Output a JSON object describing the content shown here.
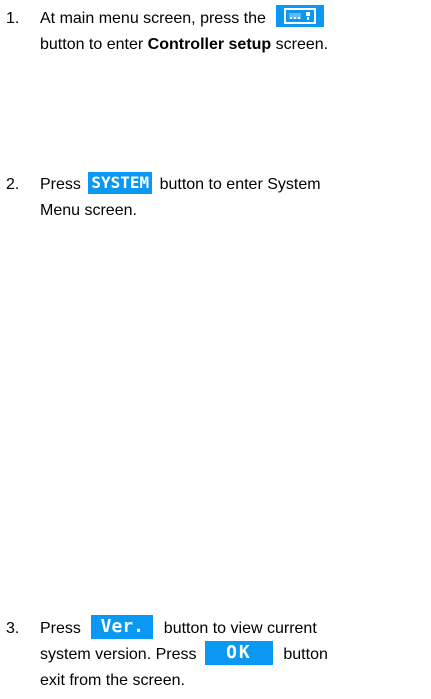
{
  "steps": [
    {
      "number": "1.",
      "line1_before": "At main menu screen, press the ",
      "icon": "controller-setup-icon",
      "line2_before": "button to enter ",
      "line2_bold": "Controller setup",
      "line2_after": " screen."
    },
    {
      "number": "2.",
      "line1_before": "Press ",
      "key_label": "SYSTEM",
      "line1_after": " button to enter System",
      "line2": "Menu screen."
    },
    {
      "number": "3.",
      "line1_before": "Press ",
      "key_label": "Ver.",
      "line1_after": " button to view current",
      "line2_before": "system version.  Press ",
      "key2_label": "OK",
      "line2_after": " button",
      "line3": "exit from the screen."
    }
  ],
  "colors": {
    "key_background": "#0a98f2",
    "key_text": "#ffffff"
  }
}
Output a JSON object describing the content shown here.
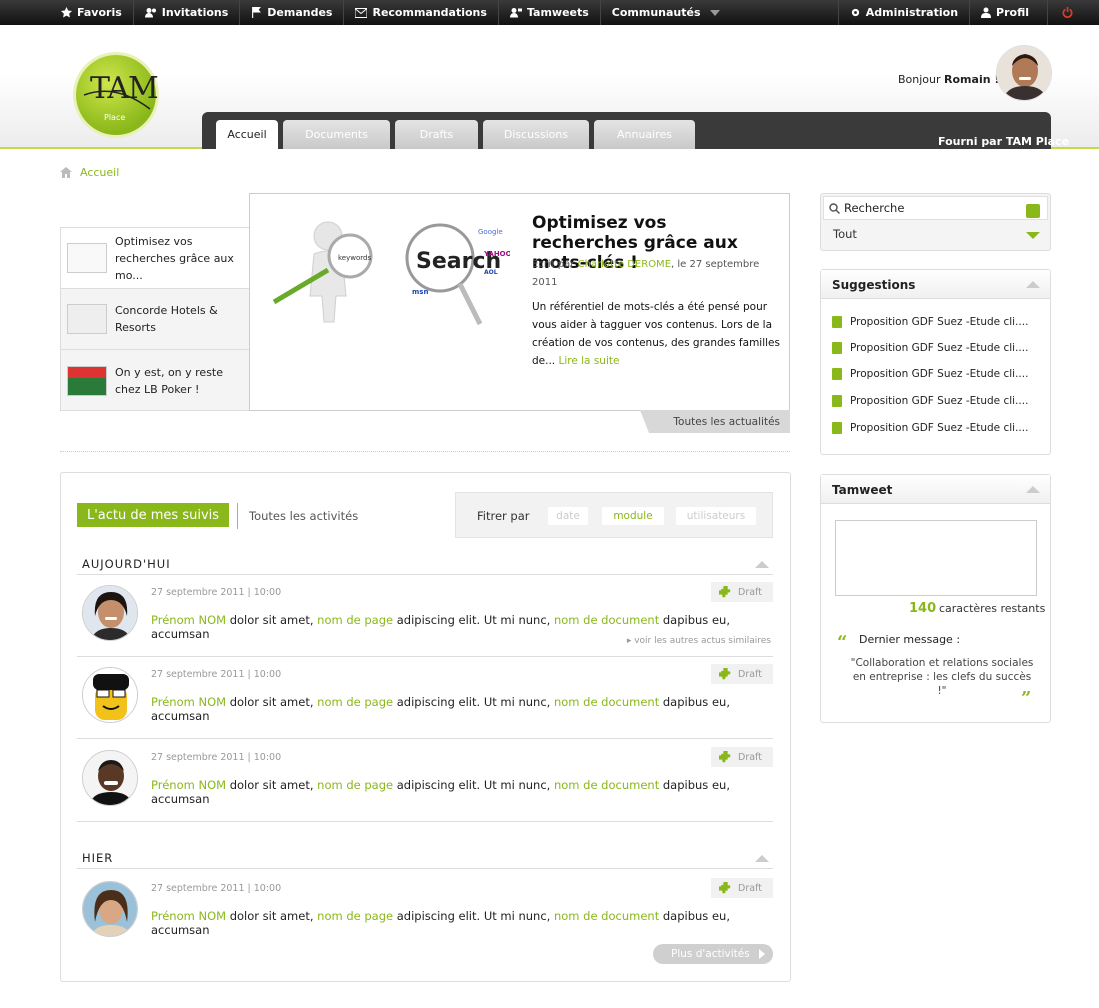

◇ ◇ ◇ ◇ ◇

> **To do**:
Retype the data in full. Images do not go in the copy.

> **Reply to the task**:
Output a JSON object describing the content shown here.
{
  "steps": [
    {
      "number": "1.",
      "line1_before": "At main menu screen, press the ",
      "icon": "controller-setup-icon",
      "line2_before": "button to enter ",
      "line2_bold": "Controller setup",
      "line2_after": " screen."
    },
    {
      "number": "2.",
      "line1_before": "Press ",
      "key_label": "SYSTEM",
      "line1_after": " button to enter System",
      "line2": "Menu screen."
    },
    {
      "number": "3.",
      "line1_before": "Press ",
      "key_label": "Ver.",
      "line1_after": " button to view current",
      "line2_before": "system version.  Press ",
      "key2_label": "OK",
      "line2_after": " button",
      "line3": "exit from the screen."
    }
  ],
  "colors": {
    "key_background": "#0a98f2",
    "key_text": "#ffffff"
  }
}
Output a JSON object describing the content shown here.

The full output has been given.